Current faculty research:
- Stakeholder value creation
- Business in society
- Ethical leadership
- Conscious Capitalism
- Stakeholder responsibility
- Business, science and ethics
- Values-based leadership
- Public trust in business
- Ethics and sustainability
- Continuing curriculum and case innovation
- Editorial responsibilities for the Dictionary of Business Ethics published by The Blackwell Encyclopedia of Management
- Editorial duties for the Kluwer Series in International Business Ethics
- Ethics simulations as teaching tools
Stakeholder Theory: A brief history
For the more than three decades scholars have developed the idea that a business has stakeholders, or groups and individuals who have a stake in the success or failure of a business.

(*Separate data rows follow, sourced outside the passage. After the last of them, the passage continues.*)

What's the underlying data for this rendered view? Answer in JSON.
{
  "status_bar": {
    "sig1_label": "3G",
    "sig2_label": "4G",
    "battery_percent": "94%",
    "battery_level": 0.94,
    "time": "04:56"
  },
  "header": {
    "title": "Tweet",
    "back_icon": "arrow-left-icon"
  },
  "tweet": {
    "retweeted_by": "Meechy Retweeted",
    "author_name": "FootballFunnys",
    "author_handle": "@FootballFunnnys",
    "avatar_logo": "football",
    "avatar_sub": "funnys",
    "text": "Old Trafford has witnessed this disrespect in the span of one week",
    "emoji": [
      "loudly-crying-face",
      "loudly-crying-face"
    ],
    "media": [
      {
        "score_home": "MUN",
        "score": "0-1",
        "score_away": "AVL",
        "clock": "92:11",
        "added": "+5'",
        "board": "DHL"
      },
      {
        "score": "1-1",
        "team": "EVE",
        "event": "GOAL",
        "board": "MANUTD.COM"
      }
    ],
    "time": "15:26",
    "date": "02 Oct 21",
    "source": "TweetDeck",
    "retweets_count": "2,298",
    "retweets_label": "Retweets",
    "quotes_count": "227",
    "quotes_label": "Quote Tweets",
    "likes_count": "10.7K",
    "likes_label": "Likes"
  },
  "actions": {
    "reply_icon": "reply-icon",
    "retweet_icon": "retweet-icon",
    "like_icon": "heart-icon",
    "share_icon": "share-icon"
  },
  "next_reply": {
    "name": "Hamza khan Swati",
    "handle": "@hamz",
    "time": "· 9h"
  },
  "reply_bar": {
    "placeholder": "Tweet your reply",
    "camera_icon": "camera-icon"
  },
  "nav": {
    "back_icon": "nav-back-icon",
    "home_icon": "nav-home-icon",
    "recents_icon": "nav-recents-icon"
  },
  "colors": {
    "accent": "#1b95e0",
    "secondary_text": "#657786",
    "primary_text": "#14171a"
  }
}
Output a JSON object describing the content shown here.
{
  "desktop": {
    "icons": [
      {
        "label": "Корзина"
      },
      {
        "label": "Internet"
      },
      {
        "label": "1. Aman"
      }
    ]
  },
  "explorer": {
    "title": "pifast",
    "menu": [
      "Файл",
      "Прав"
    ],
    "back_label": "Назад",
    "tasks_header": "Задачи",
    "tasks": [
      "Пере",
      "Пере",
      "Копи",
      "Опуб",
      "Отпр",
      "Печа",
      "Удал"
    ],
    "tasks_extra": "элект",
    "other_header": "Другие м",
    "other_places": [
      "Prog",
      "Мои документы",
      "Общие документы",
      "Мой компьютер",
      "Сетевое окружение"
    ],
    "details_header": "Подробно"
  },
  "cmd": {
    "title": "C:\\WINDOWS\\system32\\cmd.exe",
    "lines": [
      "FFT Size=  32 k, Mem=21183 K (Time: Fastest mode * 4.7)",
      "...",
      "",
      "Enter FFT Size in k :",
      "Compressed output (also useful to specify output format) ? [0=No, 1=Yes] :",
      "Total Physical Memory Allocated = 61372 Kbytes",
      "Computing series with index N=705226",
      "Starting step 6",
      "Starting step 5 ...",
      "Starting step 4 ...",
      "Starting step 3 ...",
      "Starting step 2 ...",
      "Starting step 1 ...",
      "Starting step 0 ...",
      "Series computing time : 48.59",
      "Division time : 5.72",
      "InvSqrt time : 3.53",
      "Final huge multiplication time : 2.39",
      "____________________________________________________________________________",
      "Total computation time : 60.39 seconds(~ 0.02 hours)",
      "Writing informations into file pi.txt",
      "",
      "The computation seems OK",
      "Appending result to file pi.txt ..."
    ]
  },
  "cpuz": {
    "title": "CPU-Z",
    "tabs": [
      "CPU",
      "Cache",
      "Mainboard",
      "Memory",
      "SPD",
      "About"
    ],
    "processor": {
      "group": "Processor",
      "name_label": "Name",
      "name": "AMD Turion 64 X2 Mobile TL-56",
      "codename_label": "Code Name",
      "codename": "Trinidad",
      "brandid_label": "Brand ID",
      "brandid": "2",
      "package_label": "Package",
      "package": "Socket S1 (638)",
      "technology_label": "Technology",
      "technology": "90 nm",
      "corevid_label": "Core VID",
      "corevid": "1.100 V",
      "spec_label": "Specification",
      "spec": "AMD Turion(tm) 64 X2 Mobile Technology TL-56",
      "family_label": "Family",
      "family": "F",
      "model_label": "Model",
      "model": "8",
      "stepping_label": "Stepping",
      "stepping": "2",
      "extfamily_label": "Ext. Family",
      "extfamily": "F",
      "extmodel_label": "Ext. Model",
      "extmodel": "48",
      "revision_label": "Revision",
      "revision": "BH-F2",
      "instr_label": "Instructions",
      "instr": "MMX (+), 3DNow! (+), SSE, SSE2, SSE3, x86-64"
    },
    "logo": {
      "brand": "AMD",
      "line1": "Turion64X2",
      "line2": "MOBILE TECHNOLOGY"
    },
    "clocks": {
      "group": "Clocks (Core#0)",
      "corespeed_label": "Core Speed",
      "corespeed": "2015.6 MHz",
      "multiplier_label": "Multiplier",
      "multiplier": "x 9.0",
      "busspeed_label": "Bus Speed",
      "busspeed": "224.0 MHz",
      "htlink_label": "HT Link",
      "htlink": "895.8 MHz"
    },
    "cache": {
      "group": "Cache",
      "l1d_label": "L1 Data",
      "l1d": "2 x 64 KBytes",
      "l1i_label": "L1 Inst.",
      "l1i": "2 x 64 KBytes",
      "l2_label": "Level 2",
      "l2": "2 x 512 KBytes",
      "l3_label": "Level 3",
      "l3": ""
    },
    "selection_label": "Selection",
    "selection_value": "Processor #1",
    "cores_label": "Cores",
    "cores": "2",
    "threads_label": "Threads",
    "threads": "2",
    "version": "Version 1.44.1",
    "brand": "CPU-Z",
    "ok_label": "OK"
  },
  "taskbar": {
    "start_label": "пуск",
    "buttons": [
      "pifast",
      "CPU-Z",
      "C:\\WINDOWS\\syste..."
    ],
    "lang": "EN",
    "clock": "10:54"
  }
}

Stakeholder Theory was further outlined by R. Edward Freeman in his award-winning 1984 book Strategic Management: A Stakeholder Approach, in which he suggests that businesses build their strategy around their relationships with key stakeholders. Stakeholders such as customers, employees, suppliers, financiers and communities are all vital to a firm’s success.
Over the years an ever-growing group of leading scholars and practitioners have periodically gathered to discuss advances in theory and practice. Below is a timeline of these conferences and their academic organizers.
Stakeholder Theory Conferences
2006 – Thomas Jones, University of Washington Foster School of Business
2008 – Jeffrey S. Harrison, University of Richmond Robins School of Business
2010 – Paul Godfrey, Brigham Young University Marriott School of Business
2012 – Andrew C. Wicks, University of Virginia Darden School of Business
Read more about the recent Stakeholder Theory Conference at Darden.